Sometime soon, probably on August 18th, the President’s Office of Management and Budget will issue its Mid-Session Review of the Budget. No one has the numbers yet, but a consensus has emerged among Wall Street economists who follow the budget that the Fiscal 2009 deficit will come in about $200 billion lower than OMB’s $1.841 trillion estimate of last May and that the Fiscal 2010 may come in slightly worse than OMB’s $1.258 trillion. There are a lot of cross currents here. OMB’s estimates will reflect the economy as it looked through June, and that was considerably worse than they assumed last spring. Therefore, weaker revenues and rising outlays for unemployment insurance, Medicaid, and interest expense on the public debt will add to the deficit, but reduced spending on TARP than was previously assumed and $70 billion of TARP repayments have reduced the deficit by an even larger amount. The Fiscal 2010 estimate is likely to rise because of higher than forecast unemployment will produce weaker revenues and higher outlays.
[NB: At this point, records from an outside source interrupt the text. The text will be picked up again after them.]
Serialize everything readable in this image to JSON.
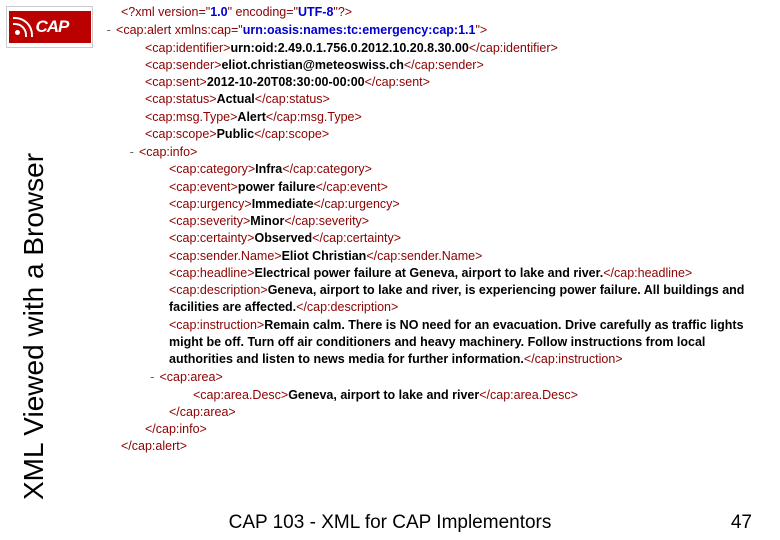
{
  "logo_text": "CAP",
  "vertical_title": "XML Viewed with a Browser",
  "footer": "CAP 103 - XML for CAP Implementors",
  "pagenum": "47",
  "decl_version": "1.0",
  "decl_encoding": "UTF-8",
  "xmlns_val": "urn:oasis:names:tc:emergency:cap:1.1",
  "identifier": "urn:oid:2.49.0.1.756.0.2012.10.20.8.30.00",
  "sender": "eliot.christian@meteoswiss.ch",
  "sent": "2012-10-20T08:30:00-00:00",
  "status": "Actual",
  "msgtype": "Alert",
  "scope": "Public",
  "category": "Infra",
  "event": "power failure",
  "urgency": "Immediate",
  "severity": "Minor",
  "certainty": "Observed",
  "sendername": "Eliot Christian",
  "headline": "Electrical power failure at Geneva, airport to lake and river.",
  "description": "Geneva, airport to lake and river, is experiencing power failure. All buildings and facilities are affected.",
  "instruction": "Remain calm. There is NO need for an evacuation. Drive carefully as traffic lights might be off. Turn off air conditioners and heavy machinery. Follow instructions from local authorities and listen to news media for further information.",
  "areadesc": "Geneva, airport to lake and river"
}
The Congressional Budget Office will report its Summer Update on August 25th. Its economic assumptions are likely to remain somewhat weaker than OMB’s, and so it’s deficit estimates should continue to be slightly worse as a result.
Last Wednesday, Treasury said Congress would have to raise the $12.104 trillion debt limit in the fourth quarter.
Last Monday, Treasury announced it will borrow $406 billion of marketable debt during the third quarter, $109 b. less than it estimated in April, and that it expects to borrow $486 billion in the fourth quarter. Treasury also announced, partly at the behest of China, that it will expand its offerings of Treasury Inflation-Indexed Securities (TIPS) and will consider replacing the 20-year TIPS with 30-year TIPS. It will announce any changes on November 4th. Last weeks talks with China reportedly featured reassurances by President Obama and Treasury Secretary Geithner that we would address out worsening deficit outlook without resorting to inflating our way out of it. If, at any point in the future, China begins to purchase less U.S. debt, out interest rates would be forced up as a consequence, endangering our fragile recovery.